Moore also clearly stated that caving is obviously a dangerous sport and has a variety of immediate hazards. These can include hypothermia, injuries from falling or loose rocks, falling into open pits, and getting trapped or injured in tight spots. Because of these dangers, a general rule of caving is to go in groups of three. Moore said that an incredible amount of bonding between cavers happens during caving experiences.

“We are always paying attention to each other and we are always encouraging each other,” said Moore. “So if a person is having trouble in a tight place, I’ll be like, ‘Alright, Bob, slow down, breathe.’ Tell them a stupid, dirty joke or something to make them giggle and laugh, something to let the tension out. You get a very tight, personal bond with them.”

Despite these dangers, and the common fear of claustrophobia, Moore encourages everyone to try stepping out of their comfort zone and give caving a try. He believes that in facing your fears, you will not only realize you are stronger than you thought but will have the newfound strength to take on other challenges in your life.

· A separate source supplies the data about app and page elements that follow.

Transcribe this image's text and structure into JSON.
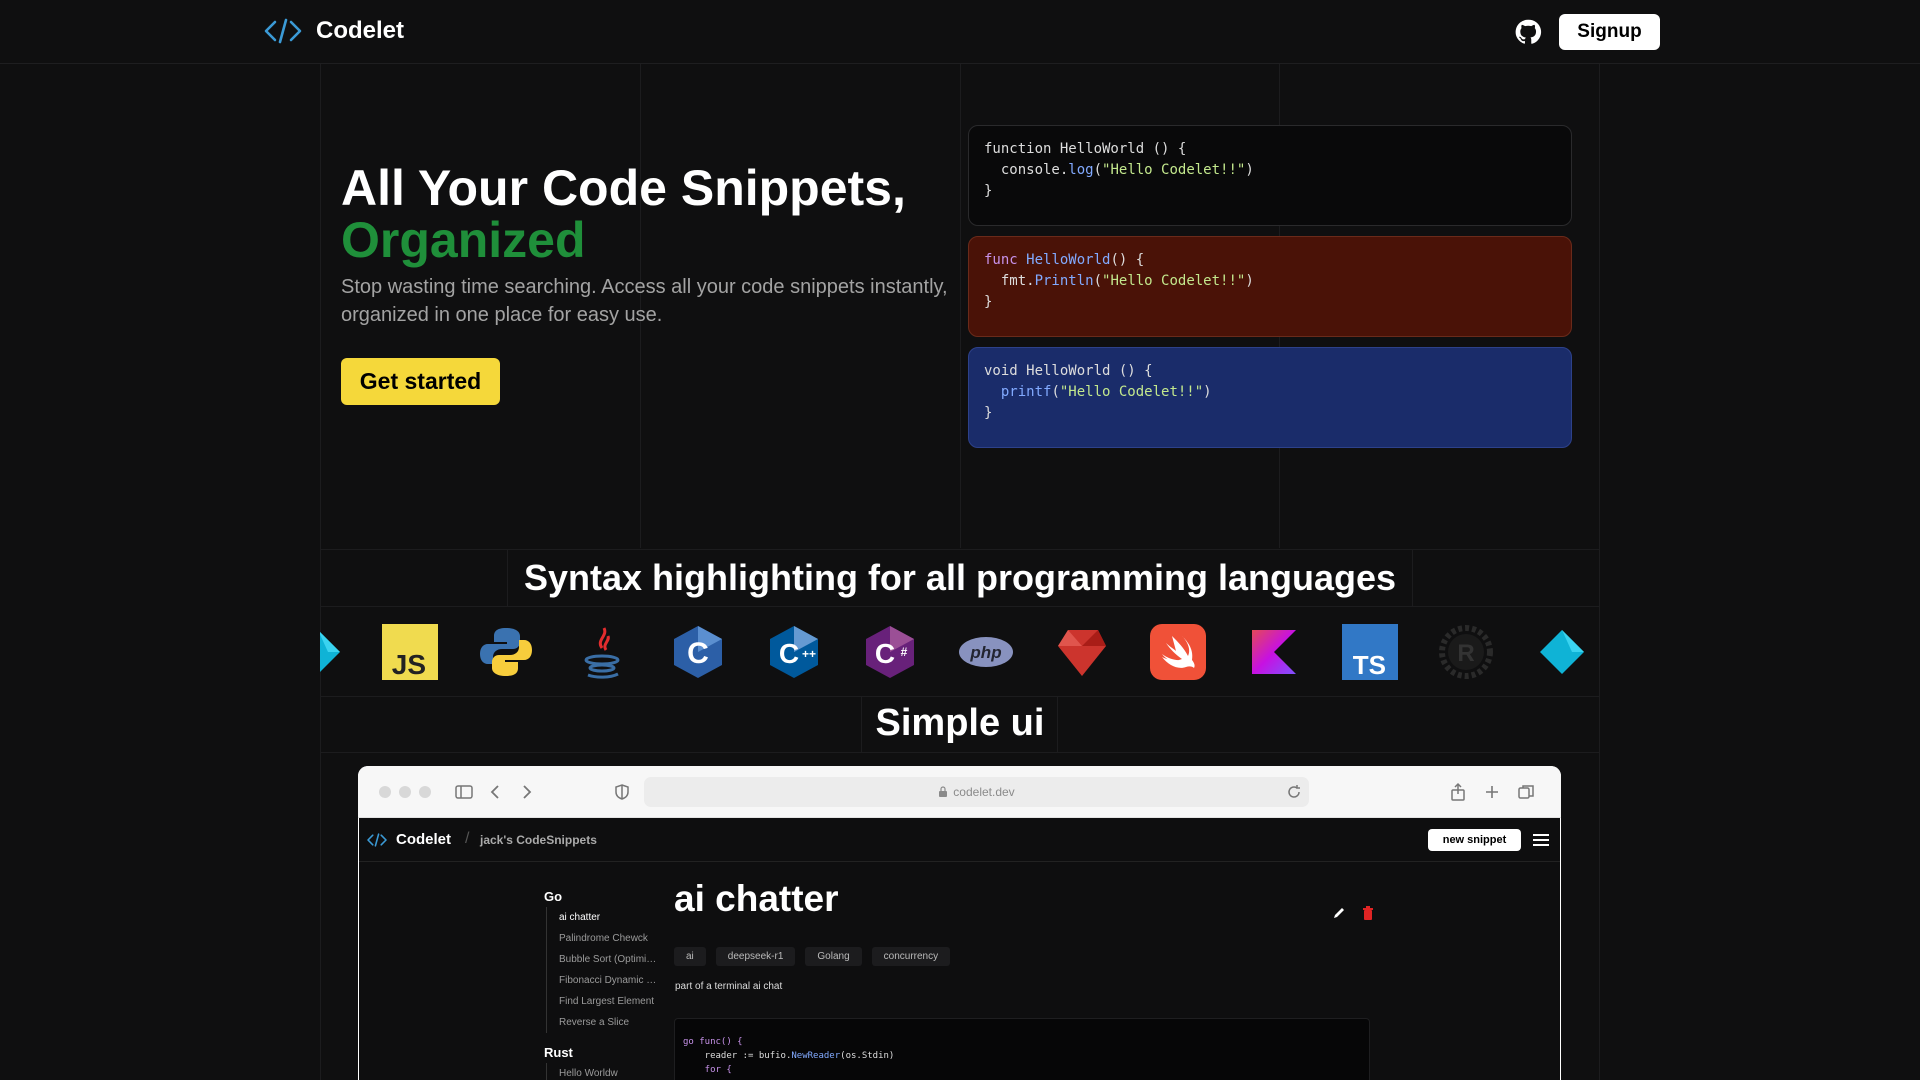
{
  "header": {
    "brand": "Codelet",
    "signup_label": "Signup"
  },
  "hero": {
    "title_line1": "All Your Code Snippets,",
    "title_line2": "Organized",
    "subtitle": "Stop wasting time searching. Access all your code snippets instantly, organized in one place for easy use.",
    "cta_label": "Get started",
    "accent_color": "#1f8f3a",
    "cta_color": "#f5d83a"
  },
  "code_cards": [
    {
      "line1_a": "function HelloWorld () {",
      "line2_a": "  console.",
      "line2_b": "log",
      "line2_c": "(",
      "line2_d": "\"Hello Codelet!!\"",
      "line2_e": ")",
      "line3": "}",
      "bg": "#09090a"
    },
    {
      "line1_a": "func ",
      "line1_b": "HelloWorld",
      "line1_c": "() {",
      "line2_a": "  fmt.",
      "line2_b": "Println",
      "line2_c": "(",
      "line2_d": "\"Hello Codelet!!\"",
      "line2_e": ")",
      "line3": "}",
      "bg": "#4a1207"
    },
    {
      "line1_a": "void HelloWorld () {",
      "line2_a": "  ",
      "line2_b": "printf",
      "line2_c": "(",
      "line2_d": "\"Hello Codelet!!\"",
      "line2_e": ")",
      "line3": "}",
      "bg": "#1a2c6a"
    }
  ],
  "syntax": {
    "title": "Syntax highlighting for all programming languages",
    "languages": [
      "dart-icon",
      "javascript-icon",
      "python-icon",
      "java-icon",
      "c-icon",
      "cpp-icon",
      "csharp-icon",
      "php-icon",
      "ruby-icon",
      "swift-icon",
      "kotlin-icon",
      "typescript-icon",
      "rust-icon",
      "dart-icon"
    ]
  },
  "simple_ui": {
    "title": "Simple ui",
    "browser": {
      "url": "codelet.dev",
      "app_name": "Codelet",
      "crumb": "jack's CodeSnippets",
      "new_snippet_label": "new snippet",
      "sidebar": {
        "group1": "Go",
        "group1_items": [
          "ai chatter",
          "Palindrome Chewck",
          "Bubble Sort (Optimized)",
          "Fibonacci Dynamic Programming",
          "Find Largest Element",
          "Reverse a Slice"
        ],
        "group2": "Rust",
        "group2_items": [
          "Hello Worldw"
        ]
      },
      "snippet": {
        "title": "ai chatter",
        "tags": [
          "ai",
          "deepseek-r1",
          "Golang",
          "concurrency"
        ],
        "description": "part of a terminal ai chat",
        "code_line1": "go func() {",
        "code_line2_a": "    reader := bufio.",
        "code_line2_b": "NewReader",
        "code_line2_c": "(os.Stdin)",
        "code_line3": "    for {"
      }
    }
  }
}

“I want people to understand the reality of it. I never sugarcoat it. I tell people straight up that this is dangerous,” said Moore. “A person who is willing to take on the mental and emotional challenge of doing the activities, willingly and enthusiastically, can do it. Anyone can learn to do it.”

Moore said that every single caving trip is unique, with each caver, both new and experienced, reacting differently. Throughout his years of enjoying and leading caving trips, he has noticed that caving often has a way of changing people and their view of the natural world.

“That’s my favorite part about taking students. You see it instantly,” said Moore. “It broadens peoples’ minds about themselves and the world around them. It is a unique experience.”